Northwestern University school of management learned a embarrassing lesson when it sent acceptance letters to 50 candidates it had actually decided to reject.
Remember when you were applying for college and were so happy when you got a thick return envelope in the mail, as opposed to a small envelope which usually contained a one-page rejection letter?
Understandably, the applicants aren't pleased.
One of them, a 28-year-old Chicagoan, excitedly phoned his parents and enjoyed a celebratory dinner Monday after being notified by e-mail that he had been accepted. But the next morning, when the Lincoln Park research analyst logged onto the college's Web site to learn more about enrolling, he found out he actually had been rejected.
"It was pretty embarrassing, to be honest," said the young man, who asked that he not be identified because he has applied to other schools and not told his current employer about the higher-education plans. "It's like you won the lottery and had the rug pulled out from under you."
Northwestern officials described the error as a "technological glitch" isolated to the Kellogg school.
University spokeswoman Megan Washburn called the "unfortunate error" an "isolated incident" and said the 50 rejected students amounts to less than 1 percent of all applications the school will receive.
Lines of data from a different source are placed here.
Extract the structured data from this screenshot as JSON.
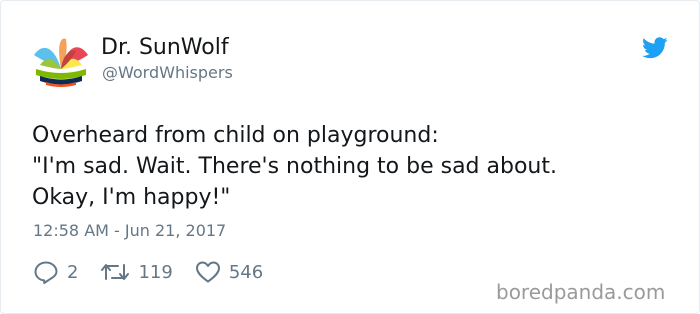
{
  "user": {
    "display_name": "Dr. SunWolf",
    "handle": "@WordWhispers"
  },
  "tweet": {
    "lines": [
      "Overheard from child on playground:",
      "\"I'm sad. Wait. There's nothing to be sad about.",
      "Okay, I'm happy!\""
    ],
    "timestamp": "12:58 AM - Jun 21, 2017"
  },
  "actions": {
    "replies": "2",
    "retweets": "119",
    "likes": "546"
  },
  "icons": {
    "reply": "reply-icon",
    "retweet": "retweet-icon",
    "like": "heart-icon",
    "brand": "twitter-bird-icon"
  },
  "colors": {
    "brand": "#1da1f2",
    "muted": "#657786"
  },
  "watermark": "boredpanda.com"
}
The school -- the same that drew heat in October for a grad school party at Chicago's Field Museum -- will reimburse each of the wrongly informed candidates their $235 application fee.